The night passed and Aklan and Rinn and Emmer had all seated themselves next to her, and they feasted and joked and celebrated. At each transition in the evening herbs and leaves were placed on the fire and the smoke bathed the 4 tower runners, calling the spirits to bless them and take them in protective hands. This happened at 3 different times, each with different plants making the smoke, until the last time when the meal was finished. It was time to say goodnight to the tower runners and send them off.

They stood, bowed good night to the crowd of people around them, and wend out the back of the tent. Channo was there and he had 4 cups and a bottle. “Before of you will take what I am to give you and drink it gefore you go,’ he said. “It will not taste good but you are not to spit it out. It will let you see… differently. You may see things with this that you wouldn’t normally see, but those vsions will help you going forward. See and remember and be careful because the visions can lead you to dangerous places, but they will tell you what is in your heart.” Channo poured out 4 glasses of a dark red drink.

Robin drank hers down immediately. It was dusty bitter with a sour edge that dug under her tongue like a sarp stick. She swallowed it down, though, with eyes tight shut. When she opened her eyes she saw nothing different.

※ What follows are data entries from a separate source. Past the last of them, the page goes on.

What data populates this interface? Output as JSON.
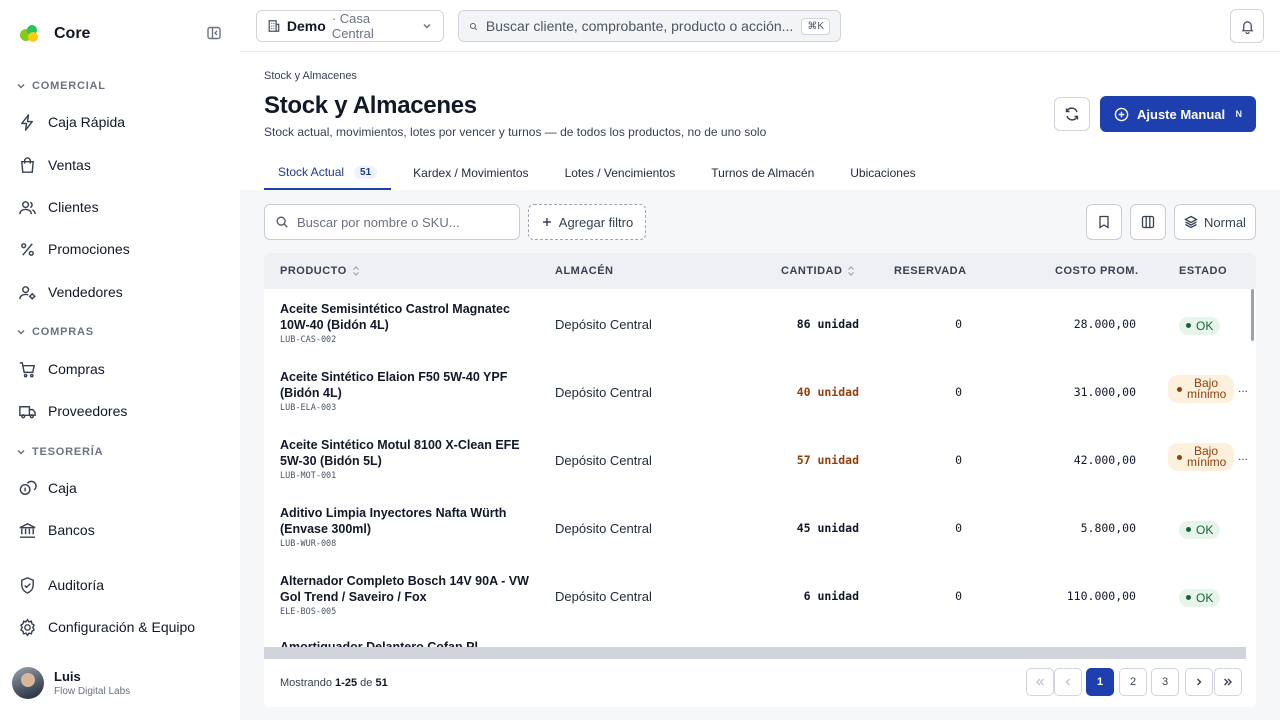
{
  "app": {
    "brand": "Core"
  },
  "sidebar": {
    "sections": [
      {
        "label": "COMERCIAL"
      },
      {
        "label": "COMPRAS"
      },
      {
        "label": "TESORERÍA"
      }
    ],
    "items": [
      {
        "label": "Caja Rápida"
      },
      {
        "label": "Ventas"
      },
      {
        "label": "Clientes"
      },
      {
        "label": "Promociones"
      },
      {
        "label": "Vendedores"
      },
      {
        "label": "Compras"
      },
      {
        "label": "Proveedores"
      },
      {
        "label": "Caja"
      },
      {
        "label": "Bancos"
      },
      {
        "label": "Auditoría"
      },
      {
        "label": "Configuración & Equipo"
      }
    ],
    "user": {
      "name": "Luis",
      "org": "Flow Digital Labs"
    }
  },
  "topbar": {
    "tenant_name": "Demo",
    "tenant_sub": "· Casa Central",
    "search_placeholder": "Buscar cliente, comprobante, producto o acción...",
    "search_shortcut": "⌘K"
  },
  "page": {
    "breadcrumb": "Stock y Almacenes",
    "title": "Stock y Almacenes",
    "subtitle": "Stock actual, movimientos, lotes por vencer y turnos — de todos los productos, no de uno solo",
    "primary_label": "Ajuste Manual",
    "primary_shortcut": "N"
  },
  "tabs": [
    {
      "label": "Stock Actual",
      "count": "51",
      "active": true
    },
    {
      "label": "Kardex / Movimientos"
    },
    {
      "label": "Lotes / Vencimientos"
    },
    {
      "label": "Turnos de Almacén"
    },
    {
      "label": "Ubicaciones"
    }
  ],
  "toolbar": {
    "filter_placeholder": "Buscar por nombre o SKU...",
    "add_filter": "Agregar filtro",
    "density": "Normal"
  },
  "table": {
    "columns": [
      "PRODUCTO",
      "ALMACÉN",
      "CANTIDAD",
      "RESERVADA",
      "COSTO PROM.",
      "ESTADO"
    ],
    "rows": [
      {
        "name": "Aceite Semisintético Castrol Magnatec 10W-40 (Bidón 4L)",
        "sku": "LUB-CAS-002",
        "warehouse": "Depósito Central",
        "qty": "86 unidad",
        "low": false,
        "reserved": "0",
        "cost": "28.000,00",
        "status": "OK"
      },
      {
        "name": "Aceite Sintético Elaion F50 5W-40 YPF (Bidón 4L)",
        "sku": "LUB-ELA-003",
        "warehouse": "Depósito Central",
        "qty": "40 unidad",
        "low": true,
        "reserved": "0",
        "cost": "31.000,00",
        "status": "Bajo mínimo"
      },
      {
        "name": "Aceite Sintético Motul 8100 X-Clean EFE 5W-30 (Bidón 5L)",
        "sku": "LUB-MOT-001",
        "warehouse": "Depósito Central",
        "qty": "57 unidad",
        "low": true,
        "reserved": "0",
        "cost": "42.000,00",
        "status": "Bajo mínimo"
      },
      {
        "name": "Aditivo Limpia Inyectores Nafta Würth (Envase 300ml)",
        "sku": "LUB-WUR-008",
        "warehouse": "Depósito Central",
        "qty": "45 unidad",
        "low": false,
        "reserved": "0",
        "cost": "5.800,00",
        "status": "OK"
      },
      {
        "name": "Alternador Completo Bosch 14V 90A - VW Gol Trend / Saveiro / Fox",
        "sku": "ELE-BOS-005",
        "warehouse": "Depósito Central",
        "qty": "6 unidad",
        "low": false,
        "reserved": "0",
        "cost": "110.000,00",
        "status": "OK"
      },
      {
        "name": "Amortiguador Delantero Cofap Pl...",
        "sku": "",
        "warehouse": "",
        "qty": "",
        "low": false,
        "reserved": "",
        "cost": "",
        "status": ""
      }
    ],
    "more_glyph": "..."
  },
  "pagination": {
    "prefix": "Mostrando",
    "range": "1-25",
    "of": "de",
    "total": "51",
    "pages": [
      "1",
      "2",
      "3"
    ]
  },
  "colors": {
    "primary": "#1e40af",
    "ok_bg": "#e6f4ea",
    "low_bg": "#fdf0dc"
  }
}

Channo pointed at the foot of the tower,” You are all to go in that general direction, but separate as quickly as possible and take your own paths. This is an individual journey for each of you and you are not to join together. If you meet each other on the tower you are to allow each other to pass and go your separate ways. When the sun has risen above the black monument to the south, there, you may return to the Tribe. Now you must go.”

Each of them backed away from Channo and the light and turned into the now dark evening and walked toward the tower. After a moment Robin began to trot and headed down a rabbit path that went to a large boulder, cracked in half, with the path traveling through the crack and into the night.